[Data for processing Boundary: Start]
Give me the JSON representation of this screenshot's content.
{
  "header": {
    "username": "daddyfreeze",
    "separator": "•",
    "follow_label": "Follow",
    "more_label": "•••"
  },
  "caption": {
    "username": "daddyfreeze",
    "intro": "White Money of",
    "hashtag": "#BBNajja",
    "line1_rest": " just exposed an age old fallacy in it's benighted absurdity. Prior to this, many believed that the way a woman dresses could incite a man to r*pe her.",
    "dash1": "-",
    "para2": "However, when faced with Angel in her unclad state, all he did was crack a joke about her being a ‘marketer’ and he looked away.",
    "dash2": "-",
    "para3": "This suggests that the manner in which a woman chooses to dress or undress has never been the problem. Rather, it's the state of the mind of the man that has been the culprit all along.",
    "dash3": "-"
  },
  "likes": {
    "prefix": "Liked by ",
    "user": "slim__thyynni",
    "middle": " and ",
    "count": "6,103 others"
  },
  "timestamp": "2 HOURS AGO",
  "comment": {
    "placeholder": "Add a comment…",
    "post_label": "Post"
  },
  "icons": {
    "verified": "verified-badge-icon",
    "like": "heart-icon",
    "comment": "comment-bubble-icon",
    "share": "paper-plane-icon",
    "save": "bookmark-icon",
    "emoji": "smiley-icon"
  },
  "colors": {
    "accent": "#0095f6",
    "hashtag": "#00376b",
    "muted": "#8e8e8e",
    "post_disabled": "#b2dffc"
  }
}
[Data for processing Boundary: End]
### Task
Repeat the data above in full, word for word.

### Response to this task
Give me the JSON representation of this screenshot's content.
{
  "header": {
    "username": "daddyfreeze",
    "separator": "•",
    "follow_label": "Follow",
    "more_label": "•••"
  },
  "caption": {
    "username": "daddyfreeze",
    "intro": "White Money of",
    "hashtag": "#BBNajja",
    "line1_rest": " just exposed an age old fallacy in it's benighted absurdity. Prior to this, many believed that the way a woman dresses could incite a man to r*pe her.",
    "dash1": "-",
    "para2": "However, when faced with Angel in her unclad state, all he did was crack a joke about her being a ‘marketer’ and he looked away.",
    "dash2": "-",
    "para3": "This suggests that the manner in which a woman chooses to dress or undress has never been the problem. Rather, it's the state of the mind of the man that has been the culprit all along.",
    "dash3": "-"
  },
  "likes": {
    "prefix": "Liked by ",
    "user": "slim__thyynni",
    "middle": " and ",
    "count": "6,103 others"
  },
  "timestamp": "2 HOURS AGO",
  "comment": {
    "placeholder": "Add a comment…",
    "post_label": "Post"
  },
  "icons": {
    "verified": "verified-badge-icon",
    "like": "heart-icon",
    "comment": "comment-bubble-icon",
    "share": "paper-plane-icon",
    "save": "bookmark-icon",
    "emoji": "smiley-icon"
  },
  "colors": {
    "accent": "#0095f6",
    "hashtag": "#00376b",
    "muted": "#8e8e8e",
    "post_disabled": "#b2dffc"
  }
}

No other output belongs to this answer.